● What this task involves: Pick each line containing the word "icon" out of the data below.

● Records to use:
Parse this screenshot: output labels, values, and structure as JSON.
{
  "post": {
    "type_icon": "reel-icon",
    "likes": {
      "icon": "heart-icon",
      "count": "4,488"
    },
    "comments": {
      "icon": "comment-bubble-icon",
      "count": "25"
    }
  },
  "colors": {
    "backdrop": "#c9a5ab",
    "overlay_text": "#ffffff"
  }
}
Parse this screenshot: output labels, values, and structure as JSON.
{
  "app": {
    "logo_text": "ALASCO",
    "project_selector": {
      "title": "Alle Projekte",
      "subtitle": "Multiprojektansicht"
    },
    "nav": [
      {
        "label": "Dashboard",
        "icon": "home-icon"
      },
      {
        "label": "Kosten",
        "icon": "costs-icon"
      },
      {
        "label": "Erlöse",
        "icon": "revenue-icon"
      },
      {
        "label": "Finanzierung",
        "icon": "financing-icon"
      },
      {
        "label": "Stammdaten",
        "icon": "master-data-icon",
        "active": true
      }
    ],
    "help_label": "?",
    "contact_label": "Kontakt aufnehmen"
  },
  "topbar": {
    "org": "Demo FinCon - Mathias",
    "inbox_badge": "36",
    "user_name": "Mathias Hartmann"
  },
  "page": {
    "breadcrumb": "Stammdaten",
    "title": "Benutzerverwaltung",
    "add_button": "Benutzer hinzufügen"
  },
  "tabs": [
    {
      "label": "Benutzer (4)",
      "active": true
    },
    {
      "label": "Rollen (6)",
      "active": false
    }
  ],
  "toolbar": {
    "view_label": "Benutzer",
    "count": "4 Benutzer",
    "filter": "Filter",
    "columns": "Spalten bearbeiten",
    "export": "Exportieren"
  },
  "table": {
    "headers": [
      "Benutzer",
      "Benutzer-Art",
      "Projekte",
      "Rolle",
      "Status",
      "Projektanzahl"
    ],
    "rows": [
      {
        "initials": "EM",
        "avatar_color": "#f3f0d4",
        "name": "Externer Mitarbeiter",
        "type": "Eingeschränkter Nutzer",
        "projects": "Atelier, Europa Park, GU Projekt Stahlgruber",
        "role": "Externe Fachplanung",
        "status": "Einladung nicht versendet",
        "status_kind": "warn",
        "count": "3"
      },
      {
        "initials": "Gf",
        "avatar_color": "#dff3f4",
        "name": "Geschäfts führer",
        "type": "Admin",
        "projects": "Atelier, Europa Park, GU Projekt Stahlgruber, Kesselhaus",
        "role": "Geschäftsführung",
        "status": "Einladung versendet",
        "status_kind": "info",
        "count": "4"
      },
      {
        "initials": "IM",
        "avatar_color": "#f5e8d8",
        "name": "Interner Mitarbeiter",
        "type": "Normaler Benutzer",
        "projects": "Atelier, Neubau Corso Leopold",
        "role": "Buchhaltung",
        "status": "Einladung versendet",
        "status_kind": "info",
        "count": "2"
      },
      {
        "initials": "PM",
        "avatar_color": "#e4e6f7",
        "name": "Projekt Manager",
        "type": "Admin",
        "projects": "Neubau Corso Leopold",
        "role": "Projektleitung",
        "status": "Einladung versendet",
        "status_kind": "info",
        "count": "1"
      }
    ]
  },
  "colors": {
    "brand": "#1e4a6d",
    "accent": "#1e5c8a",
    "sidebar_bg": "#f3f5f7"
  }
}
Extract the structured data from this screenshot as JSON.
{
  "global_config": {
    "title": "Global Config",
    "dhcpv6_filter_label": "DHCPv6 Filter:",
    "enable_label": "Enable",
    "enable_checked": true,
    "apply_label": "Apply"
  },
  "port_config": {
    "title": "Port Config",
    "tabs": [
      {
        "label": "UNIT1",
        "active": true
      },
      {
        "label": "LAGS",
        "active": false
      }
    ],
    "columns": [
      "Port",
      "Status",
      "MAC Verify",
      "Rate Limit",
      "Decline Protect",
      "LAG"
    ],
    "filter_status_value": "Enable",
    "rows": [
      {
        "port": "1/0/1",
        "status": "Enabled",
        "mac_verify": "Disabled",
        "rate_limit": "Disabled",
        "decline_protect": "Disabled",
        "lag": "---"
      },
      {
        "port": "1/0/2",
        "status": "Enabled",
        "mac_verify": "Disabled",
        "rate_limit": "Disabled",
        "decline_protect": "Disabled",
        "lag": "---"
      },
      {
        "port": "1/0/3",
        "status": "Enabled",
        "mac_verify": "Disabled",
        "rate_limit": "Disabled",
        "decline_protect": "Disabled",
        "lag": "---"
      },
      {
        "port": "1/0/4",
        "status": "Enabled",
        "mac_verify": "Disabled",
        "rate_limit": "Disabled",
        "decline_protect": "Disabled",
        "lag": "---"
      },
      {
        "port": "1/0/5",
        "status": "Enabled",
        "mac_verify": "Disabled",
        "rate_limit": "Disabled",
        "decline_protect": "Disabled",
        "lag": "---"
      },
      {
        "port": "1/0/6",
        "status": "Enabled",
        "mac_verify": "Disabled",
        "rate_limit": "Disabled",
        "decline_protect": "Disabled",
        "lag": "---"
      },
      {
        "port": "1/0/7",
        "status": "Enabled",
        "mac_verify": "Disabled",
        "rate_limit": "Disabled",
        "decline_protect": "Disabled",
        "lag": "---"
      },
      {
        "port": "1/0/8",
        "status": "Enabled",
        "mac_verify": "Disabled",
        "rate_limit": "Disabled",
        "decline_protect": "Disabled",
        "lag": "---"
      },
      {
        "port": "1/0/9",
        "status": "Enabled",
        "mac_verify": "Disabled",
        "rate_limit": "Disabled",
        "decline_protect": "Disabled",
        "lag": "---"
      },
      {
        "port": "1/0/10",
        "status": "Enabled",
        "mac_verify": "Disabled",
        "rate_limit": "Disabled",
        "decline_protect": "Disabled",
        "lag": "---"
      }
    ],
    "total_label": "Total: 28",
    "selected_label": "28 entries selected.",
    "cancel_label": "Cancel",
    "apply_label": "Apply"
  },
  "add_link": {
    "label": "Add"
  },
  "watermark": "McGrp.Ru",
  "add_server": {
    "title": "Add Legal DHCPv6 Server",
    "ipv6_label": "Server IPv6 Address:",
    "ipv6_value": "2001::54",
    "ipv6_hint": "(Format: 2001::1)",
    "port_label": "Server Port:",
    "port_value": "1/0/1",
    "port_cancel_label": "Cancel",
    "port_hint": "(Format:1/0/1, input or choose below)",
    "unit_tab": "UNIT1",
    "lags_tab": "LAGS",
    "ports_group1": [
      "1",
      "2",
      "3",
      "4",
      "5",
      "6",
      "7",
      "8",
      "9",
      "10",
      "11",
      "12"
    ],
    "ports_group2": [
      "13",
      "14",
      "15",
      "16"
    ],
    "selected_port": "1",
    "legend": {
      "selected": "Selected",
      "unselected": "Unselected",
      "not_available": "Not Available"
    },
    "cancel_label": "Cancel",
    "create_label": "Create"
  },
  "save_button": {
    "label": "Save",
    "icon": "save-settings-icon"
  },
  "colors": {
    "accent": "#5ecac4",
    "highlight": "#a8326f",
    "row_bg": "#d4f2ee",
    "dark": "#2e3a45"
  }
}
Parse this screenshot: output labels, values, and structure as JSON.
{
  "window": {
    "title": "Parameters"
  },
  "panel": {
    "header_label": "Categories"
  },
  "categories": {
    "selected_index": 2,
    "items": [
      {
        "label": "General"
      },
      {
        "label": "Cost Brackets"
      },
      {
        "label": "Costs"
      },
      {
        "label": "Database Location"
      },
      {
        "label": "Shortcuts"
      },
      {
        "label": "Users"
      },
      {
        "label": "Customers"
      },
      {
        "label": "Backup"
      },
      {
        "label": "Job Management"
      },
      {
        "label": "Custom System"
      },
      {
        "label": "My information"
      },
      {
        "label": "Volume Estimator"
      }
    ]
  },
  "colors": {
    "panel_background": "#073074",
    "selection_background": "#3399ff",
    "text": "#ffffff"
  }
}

● Solved problem:
    "type_icon": "reel-icon",
      "icon": "heart-icon",
      "icon": "comment-bubble-icon",
        "icon": "home-icon"
        "icon": "costs-icon"
        "icon": "revenue-icon"
        "icon": "financing-icon"
        "icon": "master-data-icon",
    "icon": "save-settings-icon"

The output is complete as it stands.